**Exercise goal:**
When you copy the entries, match them exactly and omit the pictures.

**Provided entries:**
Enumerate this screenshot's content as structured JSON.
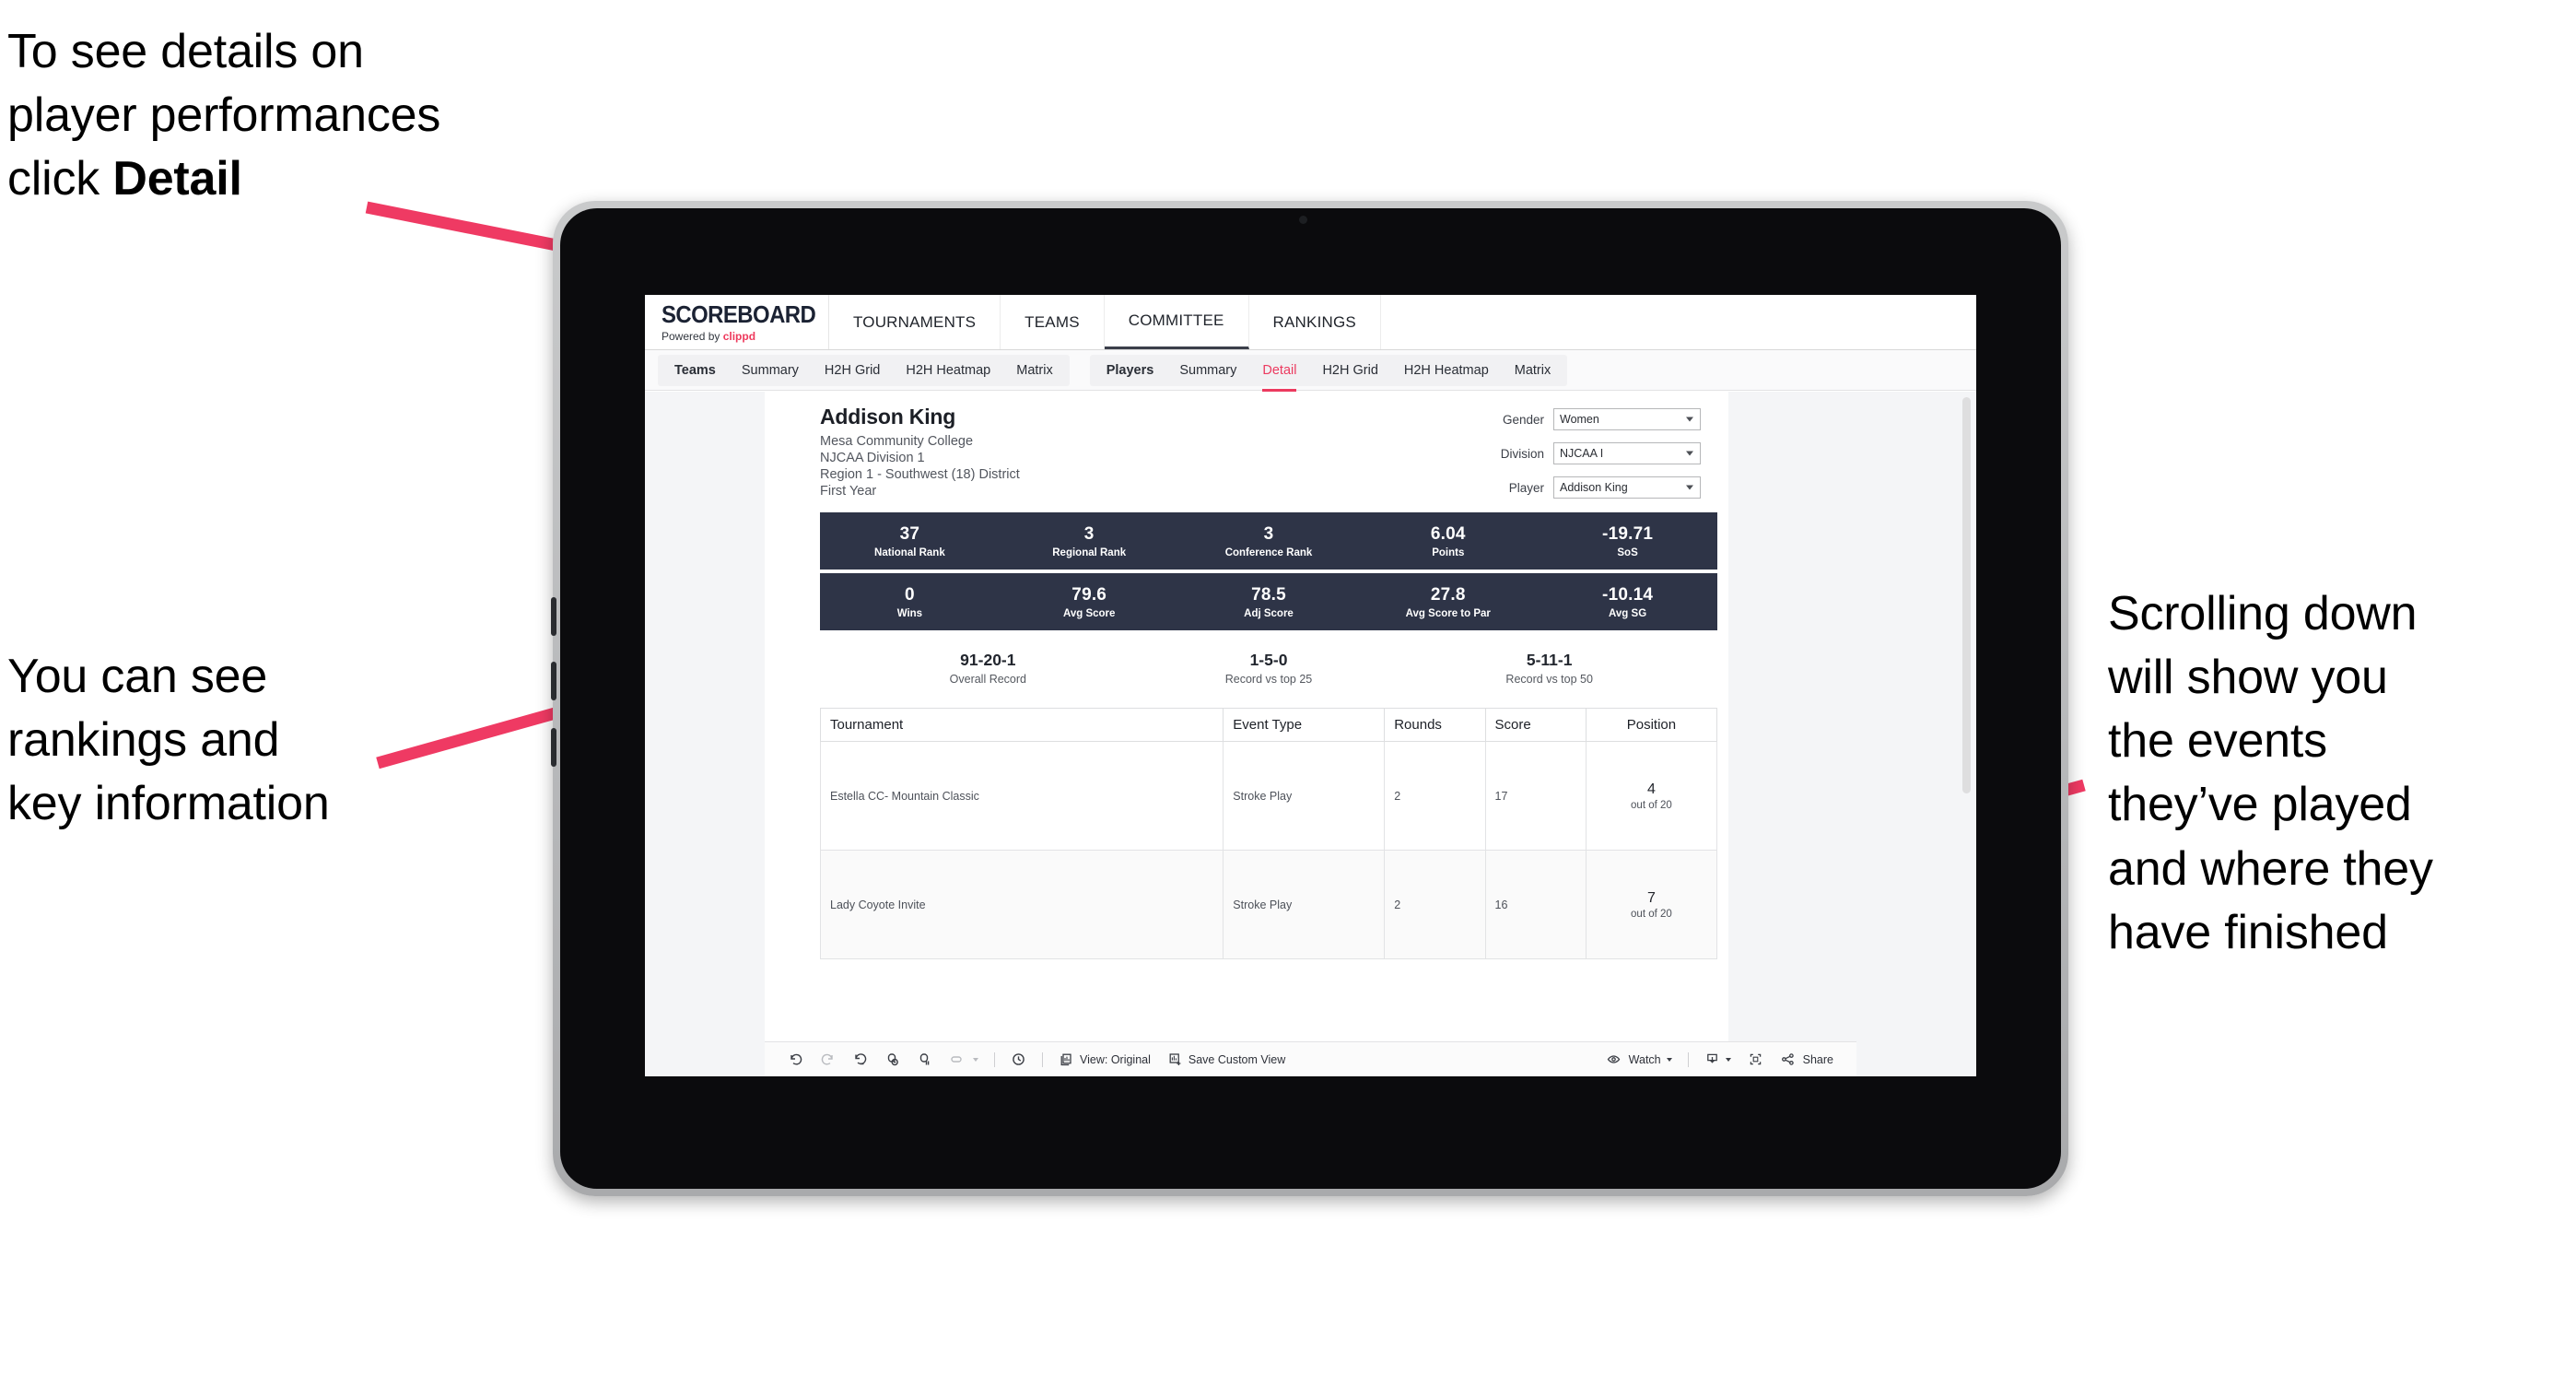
{
  "annotations": {
    "top_left_part1": "To see details on\nplayer performances\nclick ",
    "top_left_bold": "Detail",
    "mid_left": "You can see\nrankings and\nkey information",
    "right": "Scrolling down\nwill show you\nthe events\nthey’ve played\nand where they\nhave finished"
  },
  "colors": {
    "accent_pink": "#ec3a5f",
    "arrow_pink": "#ef3a63",
    "navy": "#2e3447",
    "brand_red": "#ee3a5d"
  },
  "app": {
    "brand": {
      "title": "SCOREBOARD",
      "powered_prefix": "Powered by ",
      "powered_name": "clippd"
    },
    "top_nav": [
      {
        "label": "TOURNAMENTS",
        "selected": false
      },
      {
        "label": "TEAMS",
        "selected": false
      },
      {
        "label": "COMMITTEE",
        "selected": true
      },
      {
        "label": "RANKINGS",
        "selected": false
      }
    ],
    "tab_groups": [
      {
        "head": "Teams",
        "tabs": [
          {
            "label": "Summary",
            "active": false
          },
          {
            "label": "H2H Grid",
            "active": false
          },
          {
            "label": "H2H Heatmap",
            "active": false
          },
          {
            "label": "Matrix",
            "active": false
          }
        ]
      },
      {
        "head": "Players",
        "tabs": [
          {
            "label": "Summary",
            "active": false
          },
          {
            "label": "Detail",
            "active": true
          },
          {
            "label": "H2H Grid",
            "active": false
          },
          {
            "label": "H2H Heatmap",
            "active": false
          },
          {
            "label": "Matrix",
            "active": false
          }
        ]
      }
    ]
  },
  "player": {
    "name": "Addison King",
    "school": "Mesa Community College",
    "division": "NJCAA Division 1",
    "region": "Region 1 - Southwest (18) District",
    "year": "First Year"
  },
  "filters": [
    {
      "label": "Gender",
      "value": "Women"
    },
    {
      "label": "Division",
      "value": "NJCAA I"
    },
    {
      "label": "Player",
      "value": "Addison King"
    }
  ],
  "stats_row1": [
    {
      "value": "37",
      "label": "National Rank"
    },
    {
      "value": "3",
      "label": "Regional Rank"
    },
    {
      "value": "3",
      "label": "Conference Rank"
    },
    {
      "value": "6.04",
      "label": "Points"
    },
    {
      "value": "-19.71",
      "label": "SoS"
    }
  ],
  "stats_row2": [
    {
      "value": "0",
      "label": "Wins"
    },
    {
      "value": "79.6",
      "label": "Avg Score"
    },
    {
      "value": "78.5",
      "label": "Adj Score"
    },
    {
      "value": "27.8",
      "label": "Avg Score to Par"
    },
    {
      "value": "-10.14",
      "label": "Avg SG"
    }
  ],
  "records": [
    {
      "value": "91-20-1",
      "label": "Overall Record"
    },
    {
      "value": "1-5-0",
      "label": "Record vs top 25"
    },
    {
      "value": "5-11-1",
      "label": "Record vs top 50"
    }
  ],
  "events_table": {
    "headers": [
      "Tournament",
      "Event Type",
      "Rounds",
      "Score",
      "Position"
    ],
    "rows": [
      {
        "tournament": "Estella CC- Mountain Classic",
        "event_type": "Stroke Play",
        "rounds": "2",
        "score": "17",
        "position": "4",
        "position_of": "out of 20"
      },
      {
        "tournament": "Lady Coyote Invite",
        "event_type": "Stroke Play",
        "rounds": "2",
        "score": "16",
        "position": "7",
        "position_of": "out of 20"
      }
    ]
  },
  "toolbar": {
    "view_label": "View: Original",
    "save_label": "Save Custom View",
    "watch_label": "Watch",
    "share_label": "Share",
    "icons": [
      "undo-icon",
      "redo-icon",
      "revert-icon",
      "refresh-icon",
      "pause-icon",
      "highlight-icon",
      "clock-icon",
      "view-icon",
      "save-view-icon",
      "eye-icon",
      "download-icon",
      "fullscreen-icon",
      "share-icon"
    ]
  }
}
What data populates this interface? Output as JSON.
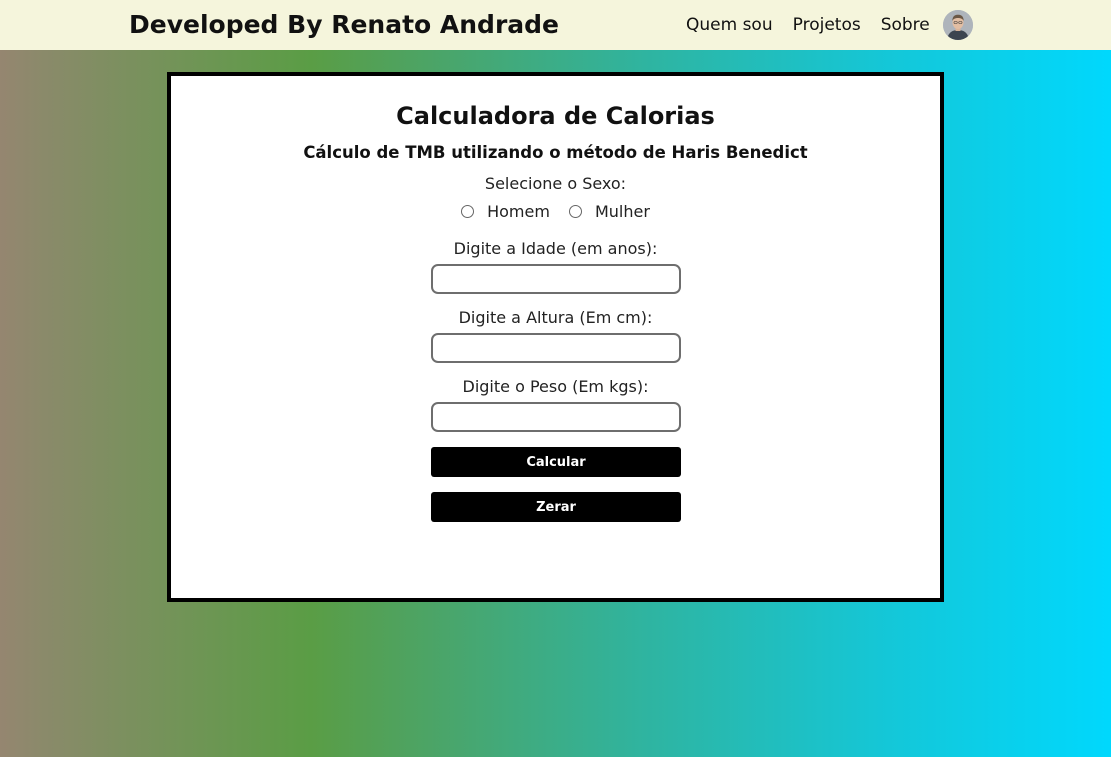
{
  "navbar": {
    "brand": "Developed By Renato Andrade",
    "links": [
      "Quem sou",
      "Projetos",
      "Sobre"
    ],
    "avatar_icon": "user-avatar-photo"
  },
  "card": {
    "title": "Calculadora de Calorias",
    "subtitle": "Cálculo de TMB utilizando o método de Haris Benedict",
    "sex_label": "Selecione o Sexo:",
    "sex_options": [
      "Homem",
      "Mulher"
    ],
    "age_label": "Digite a Idade (em anos):",
    "age_value": "",
    "height_label": "Digite a Altura (Em cm):",
    "height_value": "",
    "weight_label": "Digite o Peso (Em kgs):",
    "weight_value": "",
    "calc_button": "Calcular",
    "reset_button": "Zerar"
  },
  "colors": {
    "navbar_bg": "#f5f5dc",
    "button_bg": "#000000",
    "gradient_left": "#958670",
    "gradient_mid": "#5a9d45",
    "gradient_right": "#00d8fd"
  }
}
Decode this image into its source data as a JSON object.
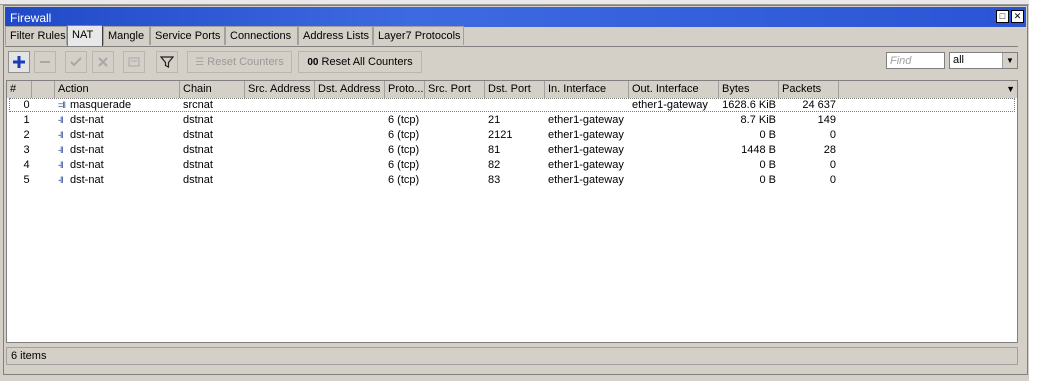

**Solution for this exercise:**
Enumerate this screenshot's content as structured JSON.
{
  "annotations": {
    "top_left_part1": "To see details on\nplayer performances\nclick ",
    "top_left_bold": "Detail",
    "mid_left": "You can see\nrankings and\nkey information",
    "right": "Scrolling down\nwill show you\nthe events\nthey’ve played\nand where they\nhave finished"
  },
  "colors": {
    "accent_pink": "#ec3a5f",
    "arrow_pink": "#ef3a63",
    "navy": "#2e3447",
    "brand_red": "#ee3a5d"
  },
  "app": {
    "brand": {
      "title": "SCOREBOARD",
      "powered_prefix": "Powered by ",
      "powered_name": "clippd"
    },
    "top_nav": [
      {
        "label": "TOURNAMENTS",
        "selected": false
      },
      {
        "label": "TEAMS",
        "selected": false
      },
      {
        "label": "COMMITTEE",
        "selected": true
      },
      {
        "label": "RANKINGS",
        "selected": false
      }
    ],
    "tab_groups": [
      {
        "head": "Teams",
        "tabs": [
          {
            "label": "Summary",
            "active": false
          },
          {
            "label": "H2H Grid",
            "active": false
          },
          {
            "label": "H2H Heatmap",
            "active": false
          },
          {
            "label": "Matrix",
            "active": false
          }
        ]
      },
      {
        "head": "Players",
        "tabs": [
          {
            "label": "Summary",
            "active": false
          },
          {
            "label": "Detail",
            "active": true
          },
          {
            "label": "H2H Grid",
            "active": false
          },
          {
            "label": "H2H Heatmap",
            "active": false
          },
          {
            "label": "Matrix",
            "active": false
          }
        ]
      }
    ]
  },
  "player": {
    "name": "Addison King",
    "school": "Mesa Community College",
    "division": "NJCAA Division 1",
    "region": "Region 1 - Southwest (18) District",
    "year": "First Year"
  },
  "filters": [
    {
      "label": "Gender",
      "value": "Women"
    },
    {
      "label": "Division",
      "value": "NJCAA I"
    },
    {
      "label": "Player",
      "value": "Addison King"
    }
  ],
  "stats_row1": [
    {
      "value": "37",
      "label": "National Rank"
    },
    {
      "value": "3",
      "label": "Regional Rank"
    },
    {
      "value": "3",
      "label": "Conference Rank"
    },
    {
      "value": "6.04",
      "label": "Points"
    },
    {
      "value": "-19.71",
      "label": "SoS"
    }
  ],
  "stats_row2": [
    {
      "value": "0",
      "label": "Wins"
    },
    {
      "value": "79.6",
      "label": "Avg Score"
    },
    {
      "value": "78.5",
      "label": "Adj Score"
    },
    {
      "value": "27.8",
      "label": "Avg Score to Par"
    },
    {
      "value": "-10.14",
      "label": "Avg SG"
    }
  ],
  "records": [
    {
      "value": "91-20-1",
      "label": "Overall Record"
    },
    {
      "value": "1-5-0",
      "label": "Record vs top 25"
    },
    {
      "value": "5-11-1",
      "label": "Record vs top 50"
    }
  ],
  "events_table": {
    "headers": [
      "Tournament",
      "Event Type",
      "Rounds",
      "Score",
      "Position"
    ],
    "rows": [
      {
        "tournament": "Estella CC- Mountain Classic",
        "event_type": "Stroke Play",
        "rounds": "2",
        "score": "17",
        "position": "4",
        "position_of": "out of 20"
      },
      {
        "tournament": "Lady Coyote Invite",
        "event_type": "Stroke Play",
        "rounds": "2",
        "score": "16",
        "position": "7",
        "position_of": "out of 20"
      }
    ]
  },
  "toolbar": {
    "view_label": "View: Original",
    "save_label": "Save Custom View",
    "watch_label": "Watch",
    "share_label": "Share",
    "icons": [
      "undo-icon",
      "redo-icon",
      "revert-icon",
      "refresh-icon",
      "pause-icon",
      "highlight-icon",
      "clock-icon",
      "view-icon",
      "save-view-icon",
      "eye-icon",
      "download-icon",
      "fullscreen-icon",
      "share-icon"
    ]
  }
}
What data populates this interface? Output as JSON.
{
  "navbar": {
    "brand": "Developed By Renato Andrade",
    "links": [
      "Quem sou",
      "Projetos",
      "Sobre"
    ],
    "avatar_icon": "user-avatar-photo"
  },
  "card": {
    "title": "Calculadora de Calorias",
    "subtitle": "Cálculo de TMB utilizando o método de Haris Benedict",
    "sex_label": "Selecione o Sexo:",
    "sex_options": [
      "Homem",
      "Mulher"
    ],
    "age_label": "Digite a Idade (em anos):",
    "age_value": "",
    "height_label": "Digite a Altura (Em cm):",
    "height_value": "",
    "weight_label": "Digite o Peso (Em kgs):",
    "weight_value": "",
    "calc_button": "Calcular",
    "reset_button": "Zerar"
  },
  "colors": {
    "navbar_bg": "#f5f5dc",
    "button_bg": "#000000",
    "gradient_left": "#958670",
    "gradient_mid": "#5a9d45",
    "gradient_right": "#00d8fd"
  }
}
Decode this image into its source data as a JSON object.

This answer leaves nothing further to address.